→ **BRIEF**:
For every line in the material below that holds "name", report the line.

** Opening INFORMATION block **

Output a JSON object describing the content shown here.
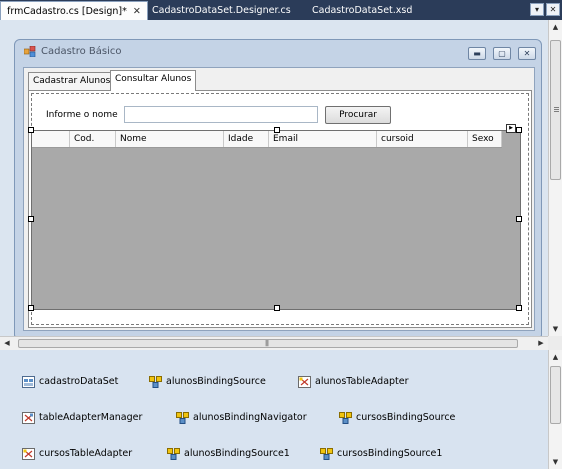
{
  "document_tabs": [
    {
      "label": "frmCadastro.cs [Design]*",
      "close": "✕",
      "active": true
    },
    {
      "label": "CadastroDataSet.Designer.cs",
      "active": false
    },
    {
      "label": "CadastroDataSet.xsd",
      "active": false
    }
  ],
  "form": {
    "title": "Cadastro Básico",
    "minimize": "▬",
    "maximize": "▢",
    "close": "✕"
  },
  "tabs": [
    {
      "label": "Cadastrar Alunos",
      "selected": false
    },
    {
      "label": "Consultar Alunos",
      "selected": true
    }
  ],
  "search": {
    "label": "Informe o nome",
    "value": "",
    "button": "Procurar"
  },
  "grid": {
    "columns": [
      "Cod.",
      "Nome",
      "Idade",
      "Email",
      "cursoid",
      "Sexo"
    ]
  },
  "tray_components": [
    {
      "name": "cadastroDataSet",
      "icon": "dataset-icon"
    },
    {
      "name": "alunosBindingSource",
      "icon": "binding-source-icon"
    },
    {
      "name": "alunosTableAdapter",
      "icon": "table-adapter-icon"
    },
    {
      "name": "tableAdapterManager",
      "icon": "table-adapter-manager-icon"
    },
    {
      "name": "alunosBindingNavigator",
      "icon": "binding-navigator-icon"
    },
    {
      "name": "cursosBindingSource",
      "icon": "binding-source-icon"
    },
    {
      "name": "cursosTableAdapter",
      "icon": "table-adapter-icon"
    },
    {
      "name": "alunosBindingSource1",
      "icon": "binding-source-icon"
    },
    {
      "name": "cursosBindingSource1",
      "icon": "binding-source-icon"
    }
  ],
  "colors": {
    "tab_strip": "#2b3c59",
    "designer_bg": "#dbe5f0",
    "form_frame": "#c4d3e6",
    "grid_bg": "#a9a9a9"
  }
}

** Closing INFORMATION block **

→ **SOLUTION FOR THIS TASK**:
      "name": "cadastroDataSet",
      "name": "alunosBindingSource",
      "name": "alunosTableAdapter",
      "name": "tableAdapterManager",
      "name": "alunosBindingNavigator",
      "name": "cursosBindingSource",
      "name": "cursosTableAdapter",
      "name": "alunosBindingSource1",
      "name": "cursosBindingSource1",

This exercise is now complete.